J: Differentiating is a great choice, word-wise. Anyway, I guess I'm just obsessed with theory and was sort of trying in my fractured way to get some sort of inner thoughts from you, abstract ones or whatever on your art and art you like. How do you think about art? That's so vague you could probably answer with anything.
M: My feelings about art are so disconnected from me I really don't know how I feel about. I mean I definitely enjoy looking at it and doing it but I still don't know what I feel about it.
J: That sounds fair. Now, I wanted to touch on music. What kind of role does music play in your art, or in how you think about it - to get back to that in a different way - and in how you make your art.

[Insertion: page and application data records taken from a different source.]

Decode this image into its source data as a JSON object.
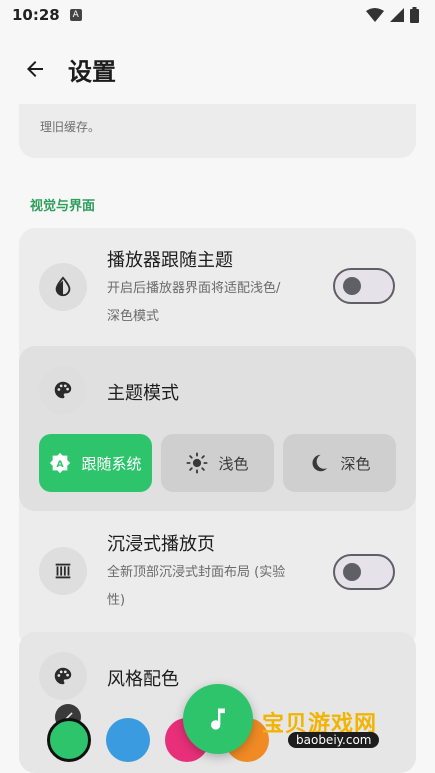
{
  "status_bar": {
    "time": "10:28",
    "app_icon_letter": "A"
  },
  "header": {
    "title": "设置"
  },
  "top_card": {
    "text": "理旧缓存。"
  },
  "section": {
    "title": "视觉与界面"
  },
  "rows": {
    "follow_theme": {
      "title": "播放器跟随主题",
      "subtitle_line1": "开启后播放器界面将适配浅色/",
      "subtitle_line2": "深色模式",
      "enabled": false
    },
    "theme_mode": {
      "title": "主题模式"
    },
    "immersive": {
      "title": "沉浸式播放页",
      "subtitle_line1": "全新顶部沉浸式封面布局 (实验",
      "subtitle_line2": "性)",
      "enabled": false
    },
    "style_color": {
      "title": "风格配色"
    }
  },
  "theme_modes": [
    {
      "label": "跟随系统",
      "icon": "auto-mode-icon",
      "selected": true
    },
    {
      "label": "浅色",
      "icon": "sun-icon",
      "selected": false
    },
    {
      "label": "深色",
      "icon": "moon-icon",
      "selected": false
    }
  ],
  "swatches": [
    "#2ec46c",
    "#3a9be0",
    "#e8307a",
    "#f08a24"
  ],
  "colors": {
    "accent": "#2ec46c",
    "card": "#ececec"
  },
  "watermark": {
    "text": "宝贝游戏网",
    "url": "baobeiy.com"
  }
}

Or even just music as art. What are your thoughts? I know you're quite the fan.
M: The role connected to my art - I don't think music has really changed the aesthetics of my art I usually just have to always have it, music, on when I'm doing anything, including art. And, music, yes I absolutely love music. And I would probably go crazy without it, the vibrations.

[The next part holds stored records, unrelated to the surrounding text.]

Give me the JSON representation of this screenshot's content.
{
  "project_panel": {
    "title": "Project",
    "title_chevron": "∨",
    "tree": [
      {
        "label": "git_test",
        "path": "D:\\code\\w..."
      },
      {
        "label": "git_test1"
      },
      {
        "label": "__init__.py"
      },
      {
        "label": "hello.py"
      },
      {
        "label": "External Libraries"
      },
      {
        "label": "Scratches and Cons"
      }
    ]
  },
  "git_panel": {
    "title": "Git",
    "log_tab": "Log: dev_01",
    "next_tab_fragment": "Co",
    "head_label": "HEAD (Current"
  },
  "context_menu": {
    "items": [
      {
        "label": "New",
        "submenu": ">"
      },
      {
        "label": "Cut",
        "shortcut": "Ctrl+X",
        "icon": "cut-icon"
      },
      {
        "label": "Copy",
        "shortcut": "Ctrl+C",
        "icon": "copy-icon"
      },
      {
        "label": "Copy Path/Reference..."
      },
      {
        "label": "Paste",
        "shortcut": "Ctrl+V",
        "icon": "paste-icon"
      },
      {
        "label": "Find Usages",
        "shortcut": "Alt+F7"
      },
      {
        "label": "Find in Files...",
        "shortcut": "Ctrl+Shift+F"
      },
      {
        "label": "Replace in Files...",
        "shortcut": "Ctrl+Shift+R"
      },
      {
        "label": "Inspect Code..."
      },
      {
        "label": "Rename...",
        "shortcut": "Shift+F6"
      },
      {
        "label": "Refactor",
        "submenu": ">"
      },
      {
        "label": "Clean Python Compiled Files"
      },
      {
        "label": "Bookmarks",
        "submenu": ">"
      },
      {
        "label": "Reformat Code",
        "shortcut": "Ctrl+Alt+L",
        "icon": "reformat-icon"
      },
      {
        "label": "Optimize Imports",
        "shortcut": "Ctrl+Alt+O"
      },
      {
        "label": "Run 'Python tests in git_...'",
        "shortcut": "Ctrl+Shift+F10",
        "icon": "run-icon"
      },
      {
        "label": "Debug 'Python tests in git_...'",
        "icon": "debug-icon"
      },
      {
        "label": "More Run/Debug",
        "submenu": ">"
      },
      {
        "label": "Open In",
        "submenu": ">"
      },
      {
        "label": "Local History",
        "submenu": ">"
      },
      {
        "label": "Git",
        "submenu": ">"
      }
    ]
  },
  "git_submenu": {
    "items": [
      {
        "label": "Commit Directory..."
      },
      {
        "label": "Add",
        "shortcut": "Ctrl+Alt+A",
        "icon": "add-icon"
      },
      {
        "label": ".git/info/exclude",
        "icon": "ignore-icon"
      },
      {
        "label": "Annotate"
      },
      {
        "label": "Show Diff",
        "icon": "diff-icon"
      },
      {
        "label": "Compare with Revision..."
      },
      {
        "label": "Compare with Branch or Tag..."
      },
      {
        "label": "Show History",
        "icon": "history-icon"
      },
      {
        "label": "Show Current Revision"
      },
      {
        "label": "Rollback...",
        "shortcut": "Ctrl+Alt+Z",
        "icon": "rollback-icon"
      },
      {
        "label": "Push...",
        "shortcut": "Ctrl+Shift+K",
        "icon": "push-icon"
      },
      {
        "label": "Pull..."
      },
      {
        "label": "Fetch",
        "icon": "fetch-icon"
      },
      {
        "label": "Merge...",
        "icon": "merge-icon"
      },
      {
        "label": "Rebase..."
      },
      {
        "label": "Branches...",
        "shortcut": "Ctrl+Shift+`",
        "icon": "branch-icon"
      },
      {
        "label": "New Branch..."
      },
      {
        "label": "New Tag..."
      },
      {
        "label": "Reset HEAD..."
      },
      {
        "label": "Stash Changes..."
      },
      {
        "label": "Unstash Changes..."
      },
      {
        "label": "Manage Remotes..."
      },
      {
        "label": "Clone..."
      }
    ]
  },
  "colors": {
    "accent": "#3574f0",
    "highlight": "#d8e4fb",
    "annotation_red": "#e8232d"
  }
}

J: Sounds like you enjoy bass music.
M: Isn't vibrations connected to every type of music? Since each instrument uses vibrations to create each sound...

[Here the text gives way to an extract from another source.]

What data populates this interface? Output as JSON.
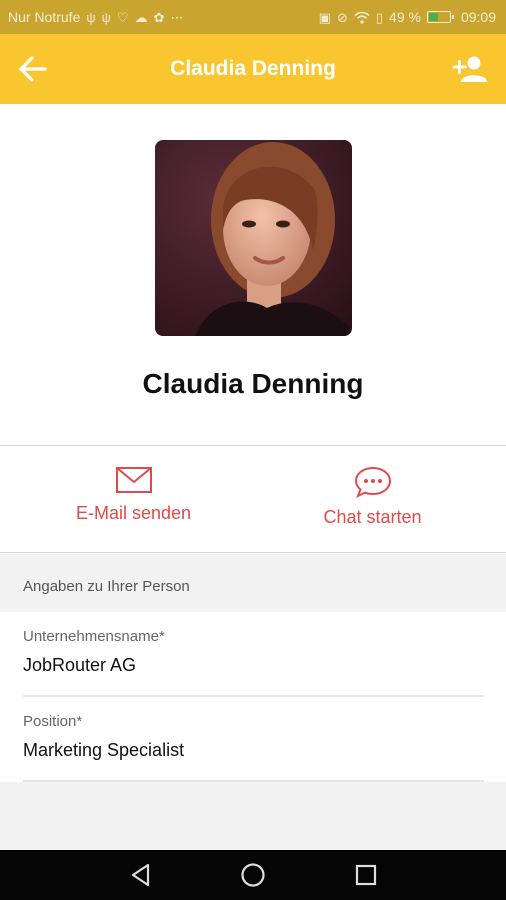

J: Big bass speakers.
M: Do horns use vibrations?
J: I don't know the specifics, but yeah, you're right in sound being vibrations. I was just joking. So, you like the specifics?
M: No. I don't but uh, my last teacher tried to make me go as specific as possible. So I think that may have rubbed off on me.
J: Speaking as someone who knows you really well, I'd say that you've always had a thing for direct and precise communication. Which I've always thought was really interesting. Are there any bands recently or in the past that you find have helped you with your art in how they have expressed things in theirs?
M: As I said before, it doesn't really influence me. But I guess, Pavement has sort of influenced me. If I have any Pavement album on while drawing that will probably influence that art. Also the album "Feather Float" by OOIOO, when I was first starting out, or just getting back into art like a year or two ago, that album really influenced me in how I drew since that album is kind of trippy and experimental and takes you to a different world - which you're kind of not aware, you're kind of unconscious, you don't feel it, you're kind of on autopilot. I think that influenced the art in that period, and I still really like that album.
J: Well, I think we are officially past the impromptu stage. Anything you'd like to have me type up before I publish this?
M: That I hope you enjoy whatever Dennis has set up for tomorrow. And I hope you enjoy this impromptu interview.
J: You mean not me, but THEM. Right?
M: Well, the reader. The readers, besides us.
J: Yeah, I know. And tomorrow could be today. Thanks for letting me try my best at doing this.
M: You weren't that bad. And thanks for the, uh, interview.
J: No, thank you. No, thank you.
M: No, thank you. The scene where he chases her around the table and puts food in his mouth...
(both sort of laugh)